Thursday, January 16, 2014

Wordy Day; Ariana's Childhood, Part 1

Ariana looked up at her mother and knew that she wouldn't be comfort. She could feel that her body had begun to shake and her mother must have felt it because her hand tightened on Ariana's much smaller one, making Ariana flinch but still her mother did not look down or say anything. Ariana knew she was on her own and clenched her whole body, steeling her five year old frame for the pains she was about to go through. She began to shake harder and as the visions slammed through her brain, Dark! Vortex! Sand! she felt her grip tighten upon her mothers hand and then she fell to the ground severing even that contact. Pain! Red! Black! War!

When the visions and impressions fled, Ariana lay panting on the floor of the side hallway, all alone. Her mother was gone and she was bruised, her small shoulders aching and her face wet and clammy from tears that she hadn't even felt. She took a deep ragged breath and began to cry for real. It was the side corridor so her wails wouldn't disturb the rest of the house, she thought.

She shut her eyes and abandoned herself to despair, letting her misery out with her forceful cries that echoed through the hall. She heard a door click open and her eyes flicked open in shock. She scooted around on the floor and stared at the door that had opened behind her. It was just ajar by a few inches but as she watched like an animal about to be slaughtered, the door opened and a little girl, a toddler, stared out at her, her green eyes large and somewhat neutral. The little girl stepped forward and nodded to Ariana. "You're loud," she said with a three-year-old's lisp. "Stop it."

Just like that, Ariana closed her mouth, wiped her tears, peeled her sore body off of the hard floor and went into Melody's room. They'd probably play a game and it really was that simple. As soon as Melody showed up and didn't seem to care, Ariana calmed down and could begin recuperating for the next fit. They had gotten worse this year, but in the last months, Ariana was sure they'd lessened. She wondered if it was better when her mother wasn't around.

This is a bit about two characters in a series of books that I am working on, which includes the infamous Snow Sands I removed for revision late last year. Ariana and Melody are broken members of their family. They mostly stick together up until and during the events of Snow Sands. Ariana experiences visions, mostly against her will. 
Snow Sands is currently being expanded but it should be republished, perhaps under a different name, by May of 2014

Tuesday, January 14, 2014

Grammar and What it Means to Us and Everybody Else

I is one good girl. I likes banana and drinks five glass water the day.

The above sentence is wrong. It's very, very wrong. It does communicate as all the necessary information is there but, it barely counts as English, let alone good English.
I guaranty you that there is a language that would accept this sentence as proper, if it was translated, of course.

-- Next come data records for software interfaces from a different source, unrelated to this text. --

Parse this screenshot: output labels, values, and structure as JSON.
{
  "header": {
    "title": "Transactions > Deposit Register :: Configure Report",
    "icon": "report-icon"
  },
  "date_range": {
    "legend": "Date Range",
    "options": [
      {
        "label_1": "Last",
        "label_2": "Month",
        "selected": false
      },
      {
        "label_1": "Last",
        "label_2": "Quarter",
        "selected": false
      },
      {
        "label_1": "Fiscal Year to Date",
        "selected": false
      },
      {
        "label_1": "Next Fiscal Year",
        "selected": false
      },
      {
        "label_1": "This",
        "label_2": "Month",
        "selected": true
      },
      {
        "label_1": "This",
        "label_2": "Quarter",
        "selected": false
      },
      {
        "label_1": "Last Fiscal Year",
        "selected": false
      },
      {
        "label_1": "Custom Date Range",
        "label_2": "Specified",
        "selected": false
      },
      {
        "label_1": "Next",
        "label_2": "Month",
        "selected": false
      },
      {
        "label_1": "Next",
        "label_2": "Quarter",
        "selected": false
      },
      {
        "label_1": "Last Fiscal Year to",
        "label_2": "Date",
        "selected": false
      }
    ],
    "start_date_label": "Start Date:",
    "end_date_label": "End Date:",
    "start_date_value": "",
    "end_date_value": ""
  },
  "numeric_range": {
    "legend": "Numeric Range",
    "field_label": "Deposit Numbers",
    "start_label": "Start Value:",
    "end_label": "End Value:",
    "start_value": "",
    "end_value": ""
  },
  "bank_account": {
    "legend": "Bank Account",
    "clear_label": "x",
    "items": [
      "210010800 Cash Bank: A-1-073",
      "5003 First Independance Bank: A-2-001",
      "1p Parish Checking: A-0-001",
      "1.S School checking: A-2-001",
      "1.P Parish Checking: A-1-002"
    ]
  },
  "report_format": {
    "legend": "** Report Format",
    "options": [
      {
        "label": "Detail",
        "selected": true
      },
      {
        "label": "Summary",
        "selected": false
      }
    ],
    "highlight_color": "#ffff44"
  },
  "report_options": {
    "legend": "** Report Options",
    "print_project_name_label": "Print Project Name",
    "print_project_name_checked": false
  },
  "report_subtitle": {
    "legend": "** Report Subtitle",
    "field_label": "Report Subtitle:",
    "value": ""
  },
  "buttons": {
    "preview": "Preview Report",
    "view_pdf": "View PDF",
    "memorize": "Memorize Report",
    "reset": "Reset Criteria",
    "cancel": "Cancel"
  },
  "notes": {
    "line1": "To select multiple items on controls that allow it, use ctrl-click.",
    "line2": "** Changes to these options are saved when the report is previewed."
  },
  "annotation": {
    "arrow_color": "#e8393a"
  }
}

This fact serves to illustrate that the rules which we use and take pride in to construct prose aren't the only rules out there and the significance we attach to certain phrasing styles is based on what those before us have determined, as well as popular culture, not to mention many centuries of invading peoples.

What we can learn from this is...

Harshness has no place in the enjoyment of writing and neither do strict rules on how to do things!

I don't advocate clumsily strung together sentences and blandness is probably the worst thing that a story can communicate. I also don't like bad grammar.

However, there is wiggle room.

I'd really appreciate it if people stopped telling others that there's one way to do things. Not even the grammar and writing books agree with you there.

There's more than one way to do things in this world. Stop being so rigid, unless you're one of those English teachers or Literature professors, you know who you are. If so, it might be too late for you. You'll prove to be a good life lesson for your students on how to deal with difficult people.

(I'm not saying English teachers are inherently bad. I had plenty of good ones. Literature professors on the other hand...Well, hope springs eternal.)